Iran's government has again started restricting mobile internet access in several provinces ahead of calls for demonstrations on social media, Reuters reported citing an Iranian news agency. Reuters news agency put the death toll at about 1,500, based on information from unnamed interior ministry officials.
About 1,500 people were killed during less than two weeks of unrest that started on November 15, three Iranian interior ministry officials told Reuters, according to a report published on Monday.
Although it has been estimated that hundreds of people were killed in the protests, the Iran government has refused to give out an official number.
A man holds a smartphone connected to a Wifi network without internet access, at an office in the Iranian capital Tehran, November 17, 2019.
The unrest soon took a broader anti-establishment turn and authorities responded with a crackdown.
Tabriz NW #Iran - a convoy of security forces marches through the streets as the #Iranian regime prepares for the #IranProtests and commemorative ceremonies for the protesters killed called by their families for December 26.
November's protests have been sparked by a midnight improve within the value of gasoline and shortly unfold to greater than 100 Iranian cities and cities, together with communities thought-about the spine of help for the ruling elite.
Last month, Iran imposed near total internet blackouts for one week in a bid to control the protests that had erupted against a sudden and sharp fuel price hike.
NetBlocks, a website that monitors global internet outages, also reported the disruptions, tweeting that there had been "evidence of mobile internet disruption in parts of #Iran" since 6:30 am (0300 GMT).
It said the shutdown was ordered by "security authorities" and covered the Alborz, Kurdestan and Zanjan provinces in central and western Iran and Fars in the south.
"This restriction on internet access exclusively includes global traffic of mobile phone lines", a source from the Communications and Information Technology ministry told ILNA.
Internet blockage observatory NetBlocks said on Twitter that there was evidence of internet disruption in parts of the country.
The shutdown appeared to be spreading. "No such order has been issued by the judiciary or other relevant authorities. Fake news is working", Jamal Hadian said in a Twitter post.
These were the details of the news Iran blocks internet ahead of possible new protests for this day. Authorities cited concerns that the ceremony could create unrest.
State media, meanwhile, said intelligence ministry agents had seized a cache of 126 mostly US-made guns smuggled to the central city of Isfahan from overseas. "Most of the weapons carry United States of America badges and are American-made", it added.
The Internet blockade made it hard for protesters to publish videos on social networks to generate support and also to obtain reliable reports on the extent of the disturbances. Iran's economy has taken a big hit since the United States unilaterally withdrew past year from the 2015 nuclear deal between Iran and world powers; renewed US sanctions have hurt Iranian officials and regular citizens.
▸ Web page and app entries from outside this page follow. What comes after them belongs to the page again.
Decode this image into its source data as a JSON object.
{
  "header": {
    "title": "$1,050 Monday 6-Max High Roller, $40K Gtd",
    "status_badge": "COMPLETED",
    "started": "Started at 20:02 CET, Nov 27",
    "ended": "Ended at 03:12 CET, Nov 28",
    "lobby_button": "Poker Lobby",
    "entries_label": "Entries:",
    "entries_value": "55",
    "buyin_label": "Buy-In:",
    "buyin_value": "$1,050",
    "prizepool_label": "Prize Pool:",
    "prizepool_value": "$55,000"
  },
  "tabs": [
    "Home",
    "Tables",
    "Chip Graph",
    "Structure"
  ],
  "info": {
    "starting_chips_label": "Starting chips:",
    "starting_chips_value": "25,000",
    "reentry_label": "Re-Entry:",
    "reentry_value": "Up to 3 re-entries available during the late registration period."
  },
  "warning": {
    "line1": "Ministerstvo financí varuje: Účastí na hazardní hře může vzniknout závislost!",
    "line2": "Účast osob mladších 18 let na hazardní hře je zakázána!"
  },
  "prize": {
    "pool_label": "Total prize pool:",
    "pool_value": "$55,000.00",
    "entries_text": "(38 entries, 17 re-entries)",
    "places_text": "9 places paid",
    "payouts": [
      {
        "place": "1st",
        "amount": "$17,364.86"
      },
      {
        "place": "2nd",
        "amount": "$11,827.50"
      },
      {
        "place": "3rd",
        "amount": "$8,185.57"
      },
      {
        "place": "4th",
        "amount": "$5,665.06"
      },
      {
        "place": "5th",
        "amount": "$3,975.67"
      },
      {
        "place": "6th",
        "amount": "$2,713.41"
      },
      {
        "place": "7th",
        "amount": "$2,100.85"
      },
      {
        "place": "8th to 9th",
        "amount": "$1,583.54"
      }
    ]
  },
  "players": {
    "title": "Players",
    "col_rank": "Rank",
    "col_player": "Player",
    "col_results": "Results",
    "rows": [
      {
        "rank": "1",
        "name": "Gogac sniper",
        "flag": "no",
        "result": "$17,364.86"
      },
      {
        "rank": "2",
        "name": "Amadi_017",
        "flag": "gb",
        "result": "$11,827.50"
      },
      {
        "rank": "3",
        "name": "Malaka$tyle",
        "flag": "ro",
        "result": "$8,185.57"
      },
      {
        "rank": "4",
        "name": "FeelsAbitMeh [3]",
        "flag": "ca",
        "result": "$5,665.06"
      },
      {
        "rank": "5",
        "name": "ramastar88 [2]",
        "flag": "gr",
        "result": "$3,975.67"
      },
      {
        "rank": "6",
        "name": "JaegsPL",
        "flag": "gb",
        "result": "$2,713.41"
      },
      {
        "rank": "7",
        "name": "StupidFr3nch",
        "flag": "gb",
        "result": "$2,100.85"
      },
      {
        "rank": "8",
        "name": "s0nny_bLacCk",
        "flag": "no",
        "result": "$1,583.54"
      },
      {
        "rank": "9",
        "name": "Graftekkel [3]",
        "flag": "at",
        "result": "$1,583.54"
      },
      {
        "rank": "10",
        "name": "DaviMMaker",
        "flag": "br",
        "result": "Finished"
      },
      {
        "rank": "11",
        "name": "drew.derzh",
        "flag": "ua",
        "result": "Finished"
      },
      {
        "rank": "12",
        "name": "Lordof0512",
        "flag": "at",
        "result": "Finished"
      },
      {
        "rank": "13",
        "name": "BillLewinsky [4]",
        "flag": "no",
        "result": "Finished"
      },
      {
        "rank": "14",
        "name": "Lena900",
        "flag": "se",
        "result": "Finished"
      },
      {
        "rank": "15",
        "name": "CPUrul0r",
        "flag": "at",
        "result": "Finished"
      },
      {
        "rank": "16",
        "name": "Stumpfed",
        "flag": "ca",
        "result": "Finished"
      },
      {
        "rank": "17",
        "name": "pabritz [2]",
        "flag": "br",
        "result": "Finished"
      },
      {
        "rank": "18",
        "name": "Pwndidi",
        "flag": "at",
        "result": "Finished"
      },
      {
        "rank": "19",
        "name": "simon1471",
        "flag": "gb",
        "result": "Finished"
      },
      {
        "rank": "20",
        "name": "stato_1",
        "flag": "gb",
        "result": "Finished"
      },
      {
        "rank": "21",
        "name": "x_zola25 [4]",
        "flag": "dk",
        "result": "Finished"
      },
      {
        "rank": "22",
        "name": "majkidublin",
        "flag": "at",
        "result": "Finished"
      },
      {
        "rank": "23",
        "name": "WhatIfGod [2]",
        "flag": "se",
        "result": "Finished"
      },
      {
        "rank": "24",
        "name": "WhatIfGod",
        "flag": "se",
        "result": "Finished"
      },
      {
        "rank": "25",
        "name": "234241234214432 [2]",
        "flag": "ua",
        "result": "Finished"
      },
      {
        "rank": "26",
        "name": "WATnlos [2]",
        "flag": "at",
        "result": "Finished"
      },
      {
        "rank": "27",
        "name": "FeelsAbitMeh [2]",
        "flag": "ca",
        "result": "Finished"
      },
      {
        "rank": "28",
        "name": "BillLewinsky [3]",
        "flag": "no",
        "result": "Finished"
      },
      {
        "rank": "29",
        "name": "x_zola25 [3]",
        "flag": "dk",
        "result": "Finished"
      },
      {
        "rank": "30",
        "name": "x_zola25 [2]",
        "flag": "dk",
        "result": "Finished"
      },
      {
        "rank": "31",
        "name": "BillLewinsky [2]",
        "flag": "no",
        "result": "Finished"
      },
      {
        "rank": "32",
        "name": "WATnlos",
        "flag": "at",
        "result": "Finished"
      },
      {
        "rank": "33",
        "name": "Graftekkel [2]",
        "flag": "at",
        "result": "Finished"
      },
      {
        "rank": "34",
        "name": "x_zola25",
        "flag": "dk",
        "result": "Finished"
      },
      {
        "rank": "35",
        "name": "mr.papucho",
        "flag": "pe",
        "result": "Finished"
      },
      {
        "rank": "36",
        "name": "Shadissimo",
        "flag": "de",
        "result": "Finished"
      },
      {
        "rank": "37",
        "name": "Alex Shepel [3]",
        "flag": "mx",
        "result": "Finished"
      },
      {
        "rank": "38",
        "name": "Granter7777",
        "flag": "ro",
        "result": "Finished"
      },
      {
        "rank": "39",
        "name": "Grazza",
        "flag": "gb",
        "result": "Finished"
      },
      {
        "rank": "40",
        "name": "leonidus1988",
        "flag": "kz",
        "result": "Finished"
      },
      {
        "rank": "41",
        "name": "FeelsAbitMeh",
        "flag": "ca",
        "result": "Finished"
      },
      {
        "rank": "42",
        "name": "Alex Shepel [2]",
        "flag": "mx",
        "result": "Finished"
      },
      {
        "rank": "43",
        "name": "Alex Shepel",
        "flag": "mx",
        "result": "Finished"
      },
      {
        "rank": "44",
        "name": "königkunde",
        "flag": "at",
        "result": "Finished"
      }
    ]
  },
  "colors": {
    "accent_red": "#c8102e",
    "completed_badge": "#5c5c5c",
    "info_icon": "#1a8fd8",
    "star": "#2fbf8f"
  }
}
Iran has blamed "thugs" linked to exiles and foreign foes - the United States, Israel and Saudi Arabia - for stirring up unrest through social media.